Dataset entries:
"""

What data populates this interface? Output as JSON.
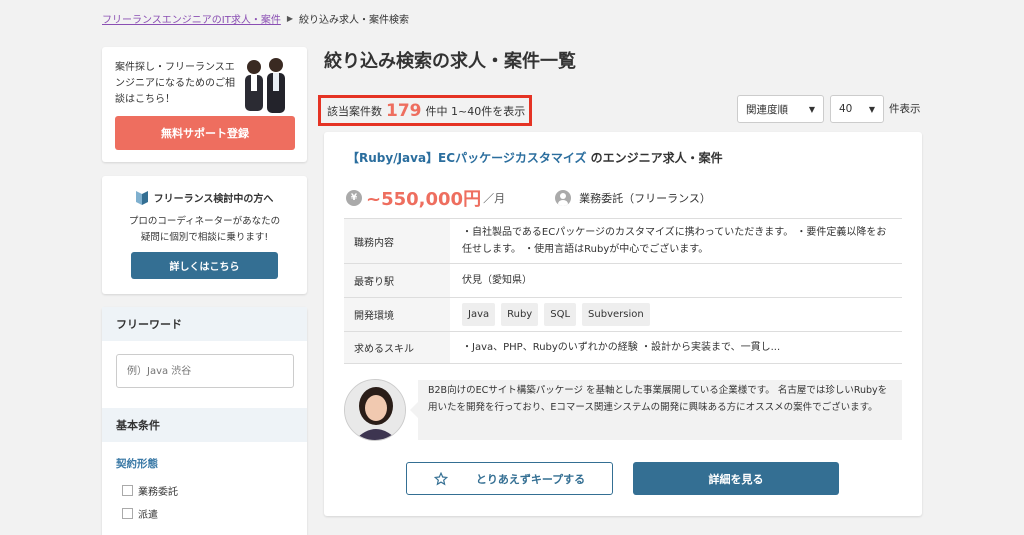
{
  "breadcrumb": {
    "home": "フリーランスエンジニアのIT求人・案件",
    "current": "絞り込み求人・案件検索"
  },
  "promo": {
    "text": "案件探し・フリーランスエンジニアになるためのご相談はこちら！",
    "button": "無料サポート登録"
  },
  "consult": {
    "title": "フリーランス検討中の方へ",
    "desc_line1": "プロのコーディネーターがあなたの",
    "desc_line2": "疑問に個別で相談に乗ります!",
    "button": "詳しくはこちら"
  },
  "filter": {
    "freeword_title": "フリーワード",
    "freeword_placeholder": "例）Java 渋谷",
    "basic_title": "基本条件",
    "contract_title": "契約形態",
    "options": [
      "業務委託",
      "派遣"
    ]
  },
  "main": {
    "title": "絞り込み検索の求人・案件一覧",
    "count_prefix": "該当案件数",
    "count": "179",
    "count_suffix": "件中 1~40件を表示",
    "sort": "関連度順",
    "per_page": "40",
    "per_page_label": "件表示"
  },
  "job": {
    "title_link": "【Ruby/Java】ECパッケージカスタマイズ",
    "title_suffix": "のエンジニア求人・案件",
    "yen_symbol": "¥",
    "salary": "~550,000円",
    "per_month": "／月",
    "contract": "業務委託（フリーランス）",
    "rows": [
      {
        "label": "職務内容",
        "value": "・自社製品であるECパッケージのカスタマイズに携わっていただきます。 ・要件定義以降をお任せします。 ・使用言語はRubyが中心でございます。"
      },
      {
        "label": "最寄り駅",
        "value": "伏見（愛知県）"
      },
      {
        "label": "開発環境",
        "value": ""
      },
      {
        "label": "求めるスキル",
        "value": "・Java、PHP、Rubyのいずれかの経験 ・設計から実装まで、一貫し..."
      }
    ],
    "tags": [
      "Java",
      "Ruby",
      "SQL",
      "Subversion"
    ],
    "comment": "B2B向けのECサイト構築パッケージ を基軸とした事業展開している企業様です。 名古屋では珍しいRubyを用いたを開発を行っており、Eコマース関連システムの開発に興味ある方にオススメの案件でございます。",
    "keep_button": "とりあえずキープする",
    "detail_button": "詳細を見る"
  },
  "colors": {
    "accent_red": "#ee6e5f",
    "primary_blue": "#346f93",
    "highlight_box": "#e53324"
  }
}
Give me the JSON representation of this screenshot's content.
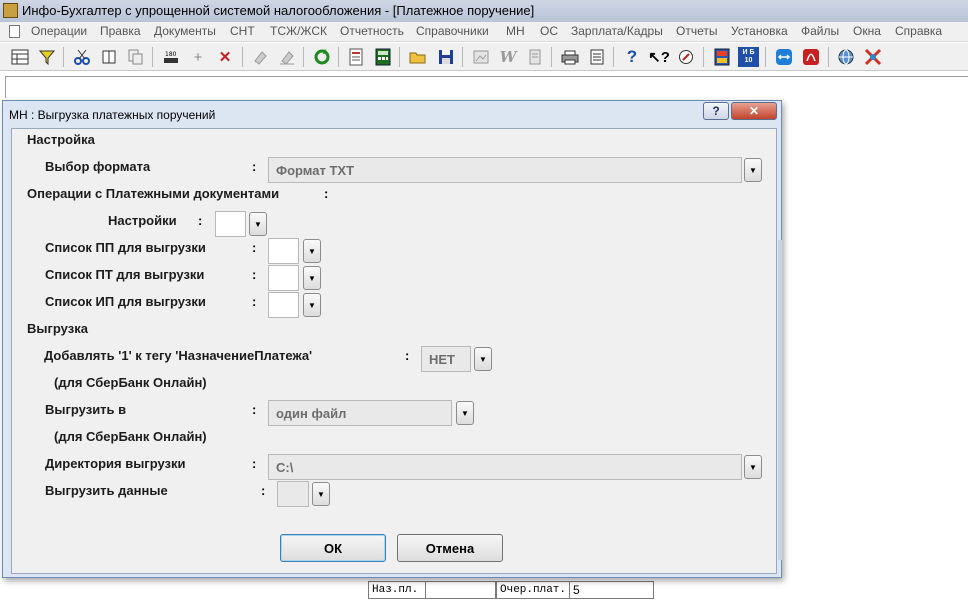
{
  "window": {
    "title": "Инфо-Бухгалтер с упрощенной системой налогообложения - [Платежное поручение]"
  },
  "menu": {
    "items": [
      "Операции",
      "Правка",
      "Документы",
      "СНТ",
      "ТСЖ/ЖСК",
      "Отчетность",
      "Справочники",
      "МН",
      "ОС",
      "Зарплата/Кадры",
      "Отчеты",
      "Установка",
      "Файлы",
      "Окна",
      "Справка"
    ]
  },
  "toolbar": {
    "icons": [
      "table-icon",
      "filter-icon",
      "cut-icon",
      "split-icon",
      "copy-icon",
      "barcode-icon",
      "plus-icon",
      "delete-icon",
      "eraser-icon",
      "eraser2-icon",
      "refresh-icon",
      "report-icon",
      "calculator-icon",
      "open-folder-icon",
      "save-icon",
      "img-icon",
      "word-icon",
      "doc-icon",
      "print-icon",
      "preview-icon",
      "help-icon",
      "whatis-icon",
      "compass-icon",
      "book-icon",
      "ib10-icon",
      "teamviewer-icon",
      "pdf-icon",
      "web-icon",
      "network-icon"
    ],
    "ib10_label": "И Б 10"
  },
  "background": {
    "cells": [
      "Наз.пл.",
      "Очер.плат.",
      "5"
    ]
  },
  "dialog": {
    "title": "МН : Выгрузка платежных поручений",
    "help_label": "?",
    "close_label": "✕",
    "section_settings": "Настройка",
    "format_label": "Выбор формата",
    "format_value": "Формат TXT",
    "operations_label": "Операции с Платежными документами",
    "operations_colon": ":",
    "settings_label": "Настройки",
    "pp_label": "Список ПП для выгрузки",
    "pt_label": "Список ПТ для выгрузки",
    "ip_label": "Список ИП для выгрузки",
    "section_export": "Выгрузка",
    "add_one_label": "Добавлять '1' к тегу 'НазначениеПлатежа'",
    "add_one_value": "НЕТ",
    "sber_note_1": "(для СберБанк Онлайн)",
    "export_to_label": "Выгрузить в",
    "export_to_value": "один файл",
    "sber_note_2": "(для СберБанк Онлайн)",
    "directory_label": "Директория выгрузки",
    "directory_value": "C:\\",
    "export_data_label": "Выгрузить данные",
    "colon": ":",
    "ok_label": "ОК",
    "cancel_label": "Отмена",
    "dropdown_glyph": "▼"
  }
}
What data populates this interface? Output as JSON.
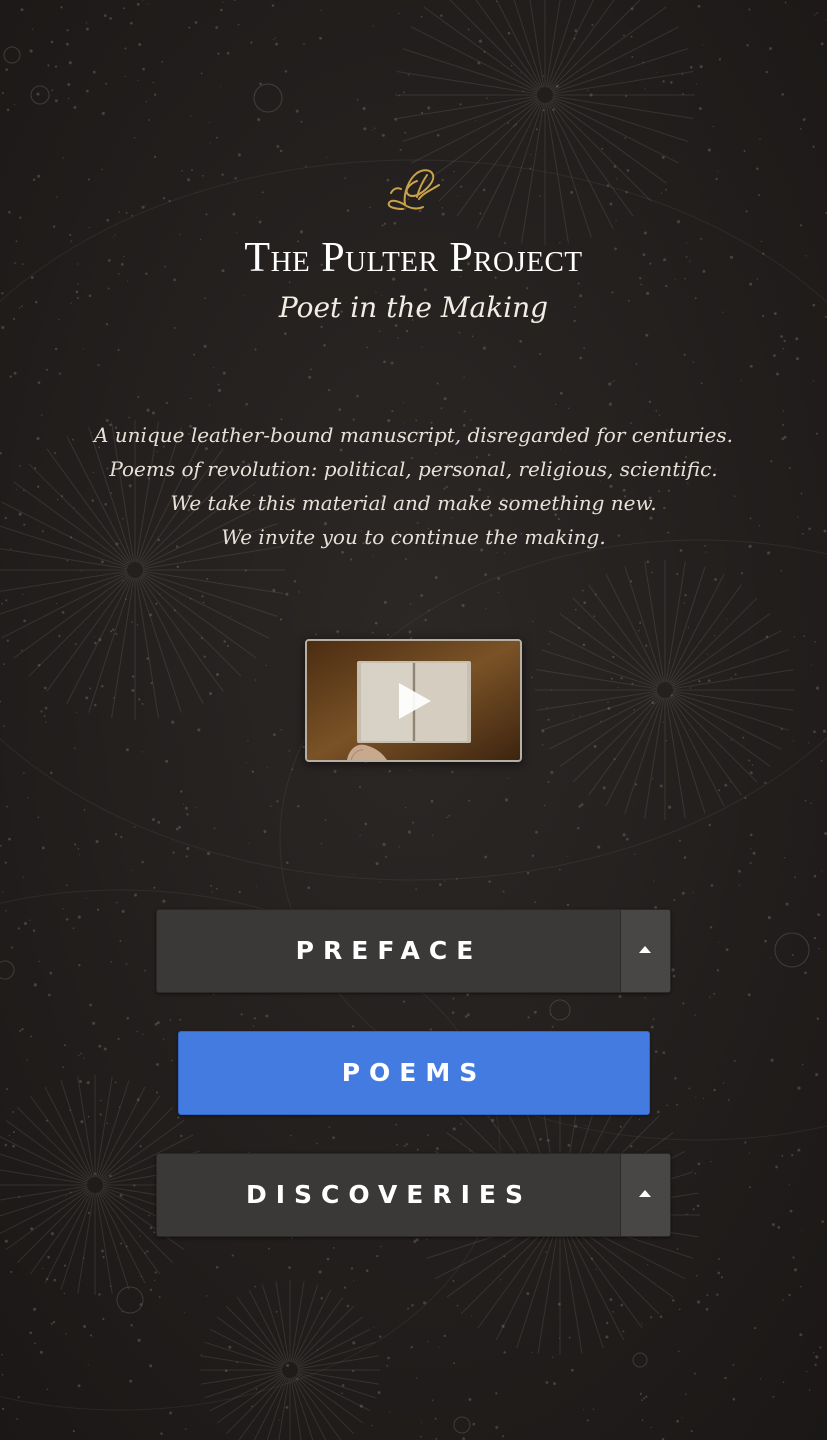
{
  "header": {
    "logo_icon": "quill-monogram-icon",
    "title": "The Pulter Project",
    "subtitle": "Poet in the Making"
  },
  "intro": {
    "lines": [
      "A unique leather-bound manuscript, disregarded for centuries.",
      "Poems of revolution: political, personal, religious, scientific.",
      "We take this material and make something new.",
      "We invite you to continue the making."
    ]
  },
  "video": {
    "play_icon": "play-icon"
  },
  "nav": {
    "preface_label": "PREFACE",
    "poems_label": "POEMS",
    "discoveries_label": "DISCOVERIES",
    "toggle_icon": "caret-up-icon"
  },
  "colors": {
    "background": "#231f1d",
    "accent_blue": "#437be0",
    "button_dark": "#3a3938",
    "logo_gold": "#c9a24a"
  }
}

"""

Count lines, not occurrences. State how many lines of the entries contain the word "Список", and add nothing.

Task answer:
3